# Prompt:
Report each line of the data below in which "JSON" appears.

# Records for this exercise:

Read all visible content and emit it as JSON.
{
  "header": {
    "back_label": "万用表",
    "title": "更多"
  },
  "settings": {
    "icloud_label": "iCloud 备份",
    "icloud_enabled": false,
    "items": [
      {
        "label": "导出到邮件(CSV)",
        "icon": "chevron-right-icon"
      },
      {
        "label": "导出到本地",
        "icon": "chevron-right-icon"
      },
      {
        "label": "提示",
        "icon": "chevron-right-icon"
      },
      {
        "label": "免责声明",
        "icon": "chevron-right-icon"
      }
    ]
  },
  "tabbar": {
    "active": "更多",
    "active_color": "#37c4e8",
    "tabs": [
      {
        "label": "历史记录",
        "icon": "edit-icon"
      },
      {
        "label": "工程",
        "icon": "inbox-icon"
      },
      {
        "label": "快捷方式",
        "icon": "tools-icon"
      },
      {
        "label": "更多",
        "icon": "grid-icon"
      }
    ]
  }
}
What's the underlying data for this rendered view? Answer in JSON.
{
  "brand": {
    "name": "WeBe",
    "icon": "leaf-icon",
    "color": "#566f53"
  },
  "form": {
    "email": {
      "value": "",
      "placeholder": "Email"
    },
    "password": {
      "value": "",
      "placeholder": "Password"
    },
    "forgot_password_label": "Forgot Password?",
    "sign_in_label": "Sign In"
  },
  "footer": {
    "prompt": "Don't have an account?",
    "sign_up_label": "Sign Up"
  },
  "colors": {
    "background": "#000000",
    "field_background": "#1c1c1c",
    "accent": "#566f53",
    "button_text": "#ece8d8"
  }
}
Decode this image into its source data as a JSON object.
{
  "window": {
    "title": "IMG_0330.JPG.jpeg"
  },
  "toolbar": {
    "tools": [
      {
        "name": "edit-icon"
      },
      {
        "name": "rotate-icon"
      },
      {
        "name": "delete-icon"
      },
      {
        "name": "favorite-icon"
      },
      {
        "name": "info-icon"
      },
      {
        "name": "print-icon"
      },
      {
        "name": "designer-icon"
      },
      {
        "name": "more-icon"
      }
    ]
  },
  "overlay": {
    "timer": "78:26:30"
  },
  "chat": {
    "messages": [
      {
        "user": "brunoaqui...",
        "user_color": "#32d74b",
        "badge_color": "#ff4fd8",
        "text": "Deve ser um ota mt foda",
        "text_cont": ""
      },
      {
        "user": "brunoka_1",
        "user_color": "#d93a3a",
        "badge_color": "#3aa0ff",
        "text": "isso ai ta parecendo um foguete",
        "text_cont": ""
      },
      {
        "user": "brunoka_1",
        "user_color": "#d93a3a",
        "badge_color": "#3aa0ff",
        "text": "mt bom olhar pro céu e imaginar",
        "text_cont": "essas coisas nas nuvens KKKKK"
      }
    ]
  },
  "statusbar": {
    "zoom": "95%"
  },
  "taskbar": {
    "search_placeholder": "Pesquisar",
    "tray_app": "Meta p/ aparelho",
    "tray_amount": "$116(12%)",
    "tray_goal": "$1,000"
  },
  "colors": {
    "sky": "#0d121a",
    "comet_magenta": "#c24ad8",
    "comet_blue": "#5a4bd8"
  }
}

# Expected answer:
Read all visible content and emit it as JSON.
What's the underlying data for this rendered view? Answer in JSON.
Decode this image into its source data as a JSON object.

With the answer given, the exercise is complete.